Get In the Zone


The Mason men’s basketball team has been running a man-to-man defense for at least three years, which is as long as I have been watching them. A man-to-man defense is where one defender covers one offensive player. Even though a man-to-man defense can be effective for some teams, it is not for Mason.

For Mason, running a zone defense would be significantly more effective. A zone defense is where one defender covers one area of the court. This would benefit the men’s team because it would not be as physically draining, would allow for more communication between players and provide better overall coverage of the opponent’s offense.

First, let’s talk about the team’s energy. The team almost always starts the game with a punch. It’s very high energy, and there’s a lot of momentum. However, as the game continues, the team loses a lot of steam.

An example of this would be the Nov. 6 game against the University of Pennsylvania, but also includes games in which we had large leads. Even though Mason usually jumps out in the beginning, as time passes, their opponents always seem to be able to close the gap.

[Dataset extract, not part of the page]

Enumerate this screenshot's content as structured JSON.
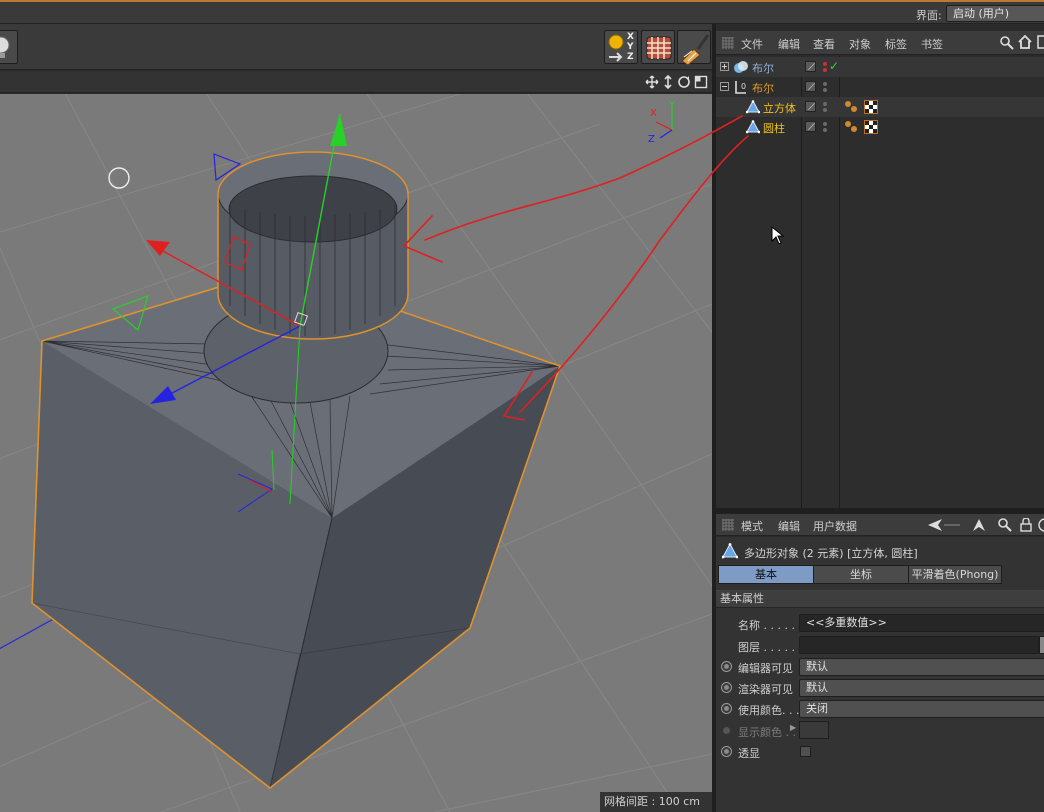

This loss of momentum could be chalked up to several things, but the main one in my opinion is defense. Man-to-man defense is very draining, especially how they play it. In it, each player typically calls a man and then they stick to that man without switching.

While it could be argued that this helps to prevent a mismatch, I believe that this is not worth the energy. By not switching when players set picks or get lost, the defender has to use more energy than the offensive player they are guarding. If the offensive player runs back and forth across the baseline the defender has to follow them.

However, less energy would be expended if a zone defense was implemented, because the players could stay in a general section and not have to run back and forth.

Another reason a man-to-man defense is not effective for this team is due to lack of communication. Man-to-man defenses tend to isolate players and constrict them to only focusing on their man, prohibiting them from seeing other player’s movements.  

This opens the door to a lot of issues. Offensive players can easily set screens, players are able to cut behind defenders and players are usually unable to anticipate passes from the offense.

Photo courtesy of Mason Athletics/ Rafael Suanes

It is possible to run a help defense while running a man-to-man. A help defense is when players still call out screens or cutters. However, it is more unlikely that this can occur because everyone is watching their own man instead of the court as a whole.

In a zone defense, it is easier to see cutters and call out screens because there is more that the defensive player can observe. This way, the player is not just watching his man, he is watching the court and everyone on it.

Of course, we would still need players that can communicate, but it is easier to encourage that communication when more people can see what is happening. In a 1-3-1 defense, the wings, baseline or even the center have the ability to communicate together because they can see so much more than they would be able to if they were covering one man.

The final reason for a zone defense, instead of a man-to-man, is because it would give the team better defensive coverage overall.

In a man-to-man defense, the defensive players cover where the people are. If the people aren’t in the lane, then the lane will not be covered. If people aren’t by the 3-point line, then the 3-point line will not be covered.

Some argue that you don’t need to cover where people aren’t, but I beg to differ. One quick L or V cut by an opponent, and the defender will not be on his man anymore. Now while that gap in time might not be very long, it could be long enough for a quick 3-point shot, or for the offensive player to get behind the defender so that they can cut into the lane and score an easy layup.

In a zone defense, the entire half of the court is covered, and the coach could even extend it to a full-court press. This means that all defenders are prepared for cuts in areas where their opponents aren’t already occupying.

If the men’s basketball team ran a 1-3-1 defense, the baseline would be covered, so there wouldn’t be as many easy cuts to the basket. The lane would be covered, so there wouldn’t be any cuts from the wings or the top of the key, and the 3-point line would be covered by the two wings. If the zone is run effectively, all scoring options would be cut off.

Another distinct advantage of a 1-3-1 defense is the turnover opportunities. All four corners of the court are available for trapping. This definitely is not something that is available in a man-to-man defense, because no one is available to help trap offensive players.

This also opens more opportunities for steals, and therefore, more fast breaks. This is because the defense is more observant and can predict more of the passing occurring, which allows for the person at the top or wings to grab an easy steal and hopefully also get an easy layup.

The men’s basketball team would be more effective on defense if they ran a zone defense instead of a man-to-man.